The company is addressing this issue by working with the New Zealand Green Building Council to ensure optimal energy performance for new buildings. It will do so by implementing a company-wide LED lighting upgrade programme, upgrading individual gas boilers at villages, making cutbacks on business travel, and introducing campaigns on energy use across all sites.
Under the waste-focused KPI, Summerset has set a target to divert 75% of construction waste from landfill compared to its 2017 baseline, says Smith.
The emission goals the company has set also include targets for Australia, where it is about to start building its first retirement village in Melbourne.
Emissions targets will continue to be validated by Toitū and construction waste levels by the waste suppliers. Summerset will supply figures for the number of memory care beds available, and they will be publicly disclosed and monitored by consultancy EY.
The largest such deal in New Zealand previously came from Christchurch-based travel and adventure clothing retailer Kathmandu. It signed a A$100m ($72m) SLL facility at the end of May.
Summerset declined to provide full financial details of the loan, but it is similar in structure to the Kathmandu transaction.
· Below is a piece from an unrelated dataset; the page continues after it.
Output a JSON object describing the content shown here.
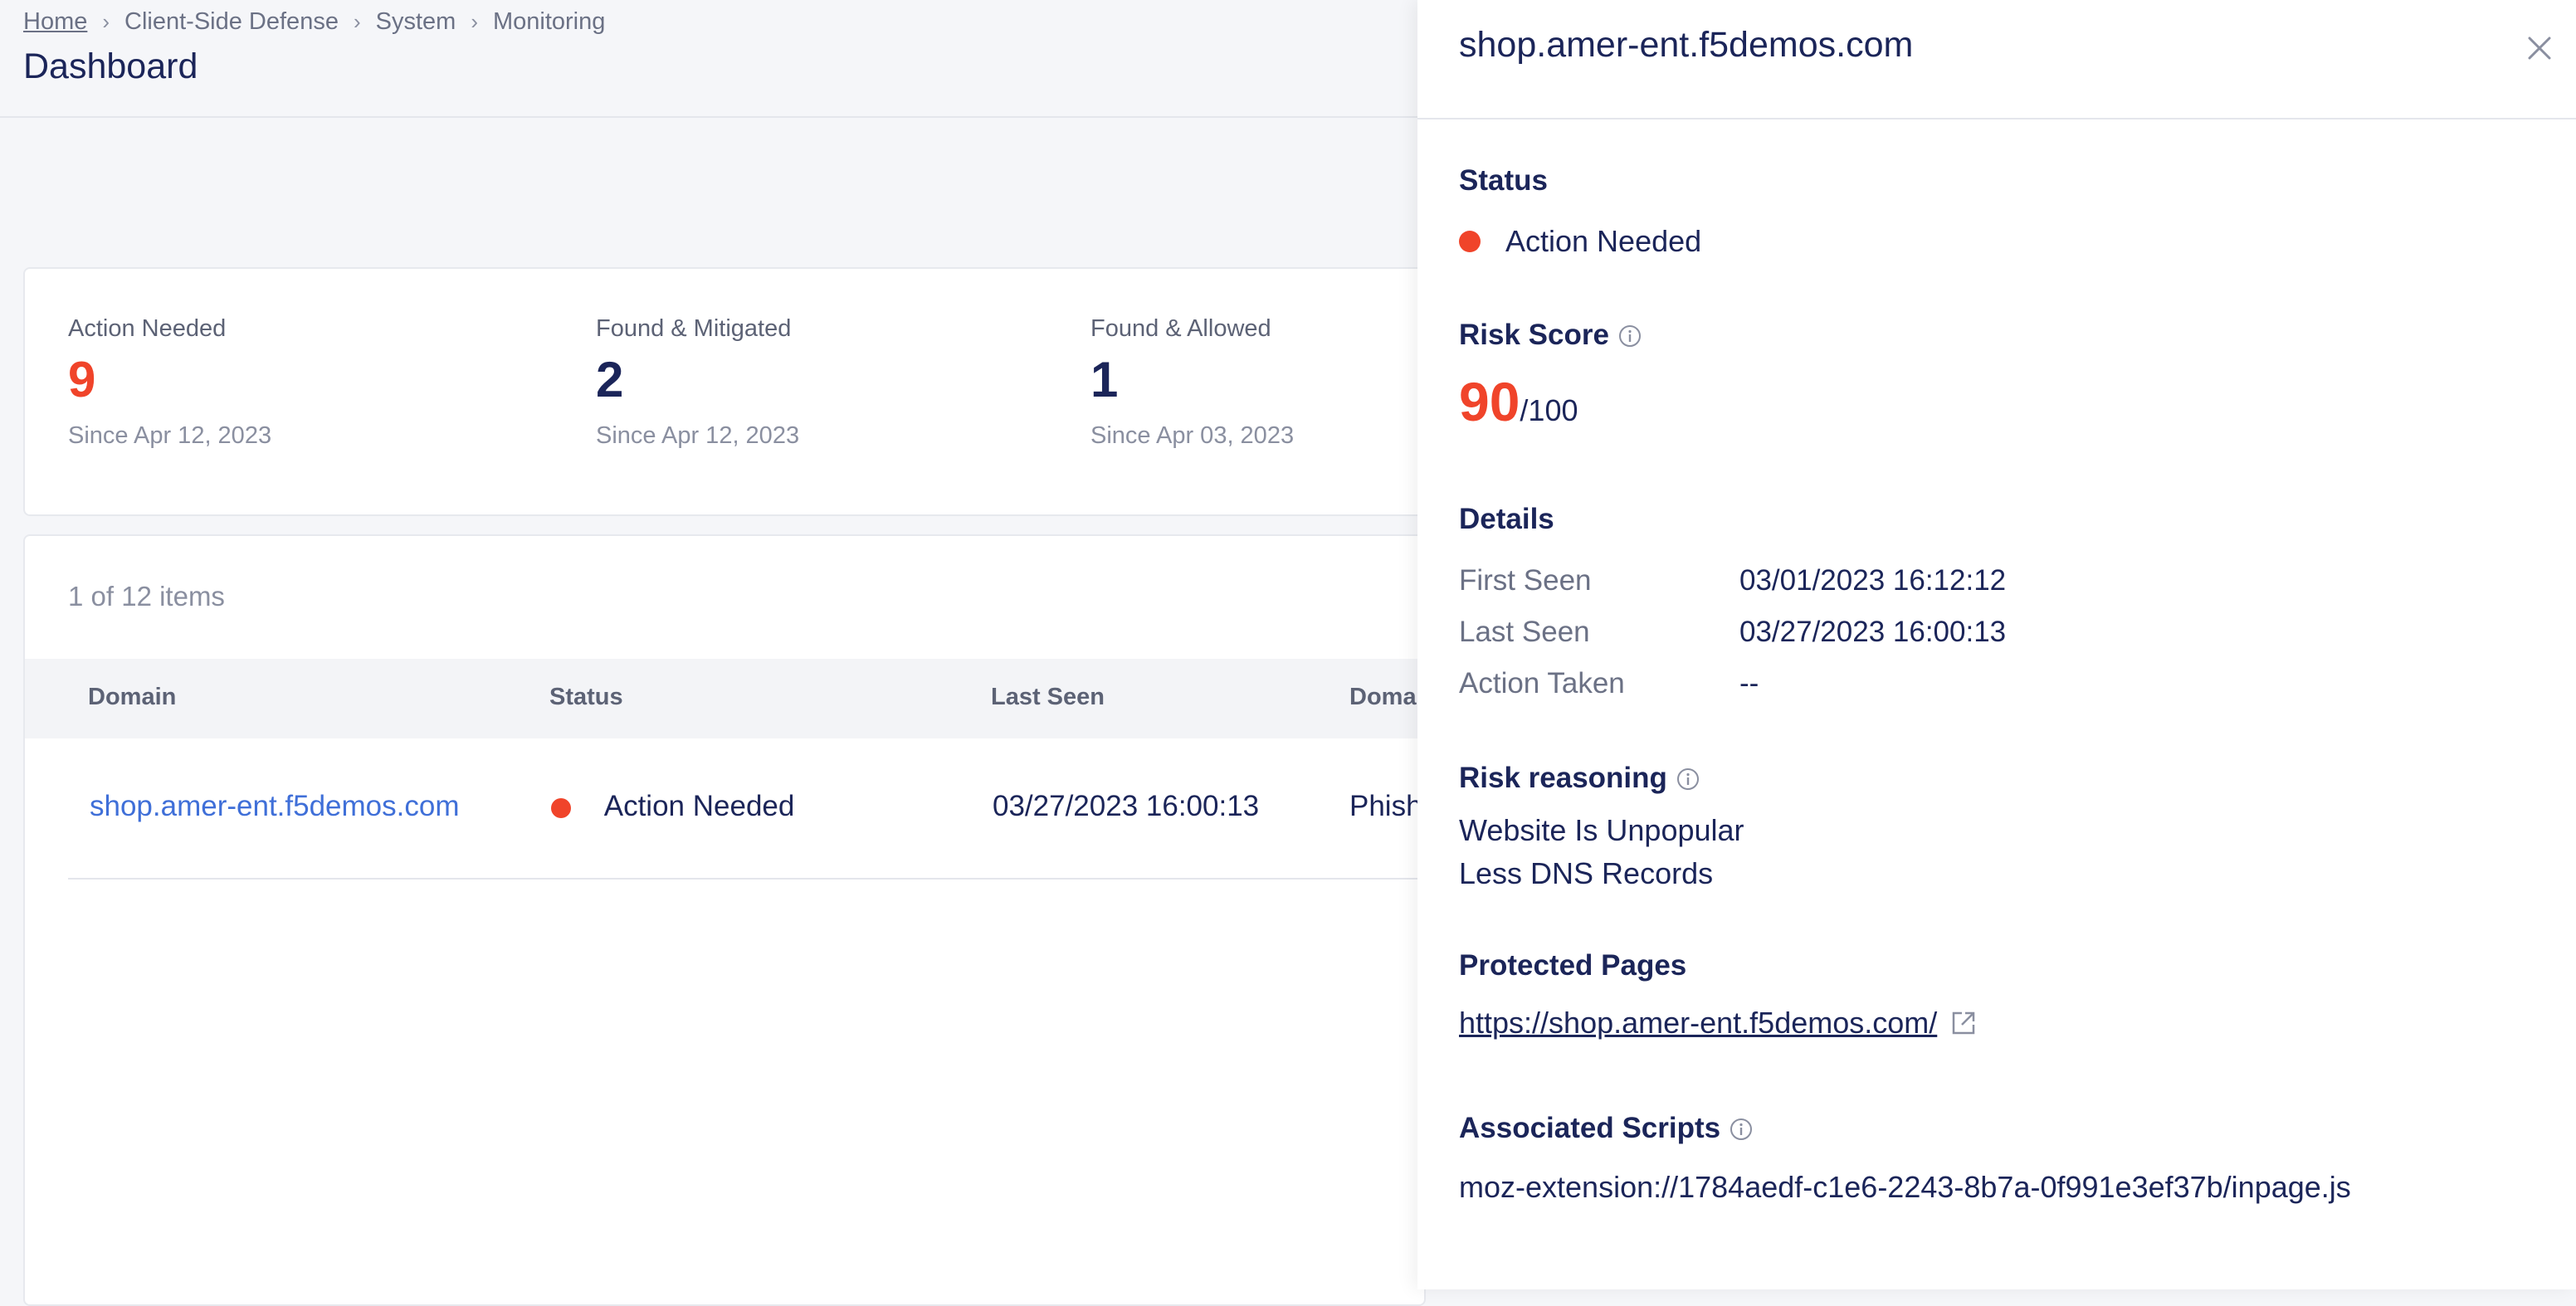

Summerset’s SLL attracted commitments from ANZ, Bank of China, Bank of New Zealand, Commonwealth Bank of Australia, ICBC and Westpac. And there was oversubscription from existing lenders, says Claire Fisher, ANZ’s head of loan syndications and agency for New Zealand.
New Zealand green finance growth
Green issuance is now expected from the other retirement village operators. Where Summerset leads, its rivals tend to follow. The group was the first retirement housing provider to tap the country’s retail bond market in 2017. Indeed it has so far sold three bonds, though none of them green as yet. Similarly structured paper subsequently emerged from Oceania Healthcare and then Ryman Healthcare.
Smith says she has heard “some whispers” about green debt issuance from Summerset’s peers, but nothing specific, while Spicer declined to comment.
Certainly demand for green finance generally in New Zealand is on the rise. Green bond issuance grew from NZ$1.9bn in 2017 to NZ$3.3bn last year. Year-to-date in 2021 the figure already stands at NZ$3.6bn, according to ANZ data.
The expansion is even more marked on the loan side. After NZ$50m of SLL issuance in 2019 and nothing last year, 2021 has already seen NZ$720m of such deals, excluding Australian dollar issuance from New Zealand companies.
The green finance market has backing from the government, and institutional investors such as the New Zealand Superannuation Fund, the country’s sovereign wealth fund, have been leading the charge.
In April this year New Zealand become the first country to require financial sector companies to disclose the impact of climate change on their businesses under the Task Force for Climate-related Disclosures (TCFD) framework. This move “accelerated momentum and interest” in green finance, says Spicer.
It appears to be having the desired effect.
This article originally appeared on Capital Monitor.